Krzysztof Rutkowski, who has had his own TV series in Poland and has been imprisoned for making illegal arrests and suspected of money laundering and conspiracy, helped the girl’s parents take her from a family in Larvik Vestford last Wednesday night.
According to the Norwegian child welfare services, the girl, known as Nikola, had been neglected by her Polish parents, Arkadiuszem and Helena Rybka, who have lived in Norway for five years. After a night time ‘escape’ from her bedroom window using a motorised glider was deemed to be too noisy and dangerous, Nikola eventually climbed down to one of a number of waiting cars using a rope which had been thrown up by her father.
According to The Foreigner, the girl communicated with her parents and the detective via a smuggled mobile phone which was set to only gentle vibrate so as not to arouse suspicion. There was also a contingency plan to issue the girl with a GPS tracker disguised as a toy so she could be collected at another time.
Speaking to NRK, Rutkowski said, “I am prepared to travel to Norway to be questioned by the Norwegian police at any time, or do so at the Norwegian Embassy in Warsaw.” He added that the purpose of the “voluntary” operation, which was code-named ‘Larvik’, was “to free the girl from the Norwegian executioners”.
Mr Rutkowski claims the Polish Embassy in Norway was told about the operation; a fact which the mission refutes.
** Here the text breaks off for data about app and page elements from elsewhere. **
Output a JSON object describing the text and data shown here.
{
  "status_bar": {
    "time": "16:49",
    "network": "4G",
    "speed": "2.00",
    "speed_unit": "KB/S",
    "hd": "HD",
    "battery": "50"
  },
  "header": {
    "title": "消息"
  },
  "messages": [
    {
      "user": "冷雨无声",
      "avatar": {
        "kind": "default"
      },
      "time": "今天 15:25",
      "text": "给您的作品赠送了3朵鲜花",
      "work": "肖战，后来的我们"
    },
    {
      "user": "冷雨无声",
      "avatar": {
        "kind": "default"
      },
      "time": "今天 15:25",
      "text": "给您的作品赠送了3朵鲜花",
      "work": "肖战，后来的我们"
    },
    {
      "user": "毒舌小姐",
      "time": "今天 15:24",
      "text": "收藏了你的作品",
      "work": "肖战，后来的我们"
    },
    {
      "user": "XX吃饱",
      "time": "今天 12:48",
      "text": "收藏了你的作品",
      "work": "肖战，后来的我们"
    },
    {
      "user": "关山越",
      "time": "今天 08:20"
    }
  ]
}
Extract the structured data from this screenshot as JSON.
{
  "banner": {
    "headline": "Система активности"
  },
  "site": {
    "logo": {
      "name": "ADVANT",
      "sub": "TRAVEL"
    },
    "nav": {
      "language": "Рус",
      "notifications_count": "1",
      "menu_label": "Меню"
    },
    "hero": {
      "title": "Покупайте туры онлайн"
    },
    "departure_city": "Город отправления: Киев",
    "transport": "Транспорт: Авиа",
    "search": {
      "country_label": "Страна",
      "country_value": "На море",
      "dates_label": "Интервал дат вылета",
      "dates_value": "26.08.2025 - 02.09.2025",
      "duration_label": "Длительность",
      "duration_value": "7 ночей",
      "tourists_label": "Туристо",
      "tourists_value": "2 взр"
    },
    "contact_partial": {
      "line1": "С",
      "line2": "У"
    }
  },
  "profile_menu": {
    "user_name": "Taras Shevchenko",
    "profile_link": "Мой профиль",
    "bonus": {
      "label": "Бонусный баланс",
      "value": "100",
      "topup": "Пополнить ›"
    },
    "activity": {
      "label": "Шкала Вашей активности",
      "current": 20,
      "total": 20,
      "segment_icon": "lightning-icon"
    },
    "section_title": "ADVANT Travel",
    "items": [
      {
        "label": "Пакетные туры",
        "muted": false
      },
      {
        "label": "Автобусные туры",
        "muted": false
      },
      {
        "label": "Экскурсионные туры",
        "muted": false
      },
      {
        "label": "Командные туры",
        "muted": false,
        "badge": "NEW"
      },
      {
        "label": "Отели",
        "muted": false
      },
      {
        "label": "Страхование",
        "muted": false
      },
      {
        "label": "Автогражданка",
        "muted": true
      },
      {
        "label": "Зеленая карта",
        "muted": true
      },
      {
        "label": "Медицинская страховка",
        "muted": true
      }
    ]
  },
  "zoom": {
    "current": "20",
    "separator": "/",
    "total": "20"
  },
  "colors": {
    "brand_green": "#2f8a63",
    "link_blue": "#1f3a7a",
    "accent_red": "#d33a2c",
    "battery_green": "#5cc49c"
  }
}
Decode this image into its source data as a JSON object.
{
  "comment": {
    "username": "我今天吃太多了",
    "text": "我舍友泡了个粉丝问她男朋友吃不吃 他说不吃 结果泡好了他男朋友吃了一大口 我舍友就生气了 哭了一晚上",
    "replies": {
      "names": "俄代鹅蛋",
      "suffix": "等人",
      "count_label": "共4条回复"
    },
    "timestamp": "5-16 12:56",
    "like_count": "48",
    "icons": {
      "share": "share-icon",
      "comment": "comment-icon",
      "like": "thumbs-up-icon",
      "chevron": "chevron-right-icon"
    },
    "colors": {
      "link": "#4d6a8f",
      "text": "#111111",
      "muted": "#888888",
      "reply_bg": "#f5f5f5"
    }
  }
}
He also claims that the action was legal, as the girl came to her parents of her own free will, but charges may still be brought by the Norwegian child welfare services.
The family travelled back to Poland by car, meaning the Norwegian police now have little leverage, according to the Rybkas’ lawyer Simen Tvedten. “I can confirm we are investigating this as a violation of Article 216 of the Penal Code, relating to illegal removal of a minor from its parents or people who have been given legal custody, in this case welfare services,” Inspector Magnar Pedersen of Vestfold Police told NTB.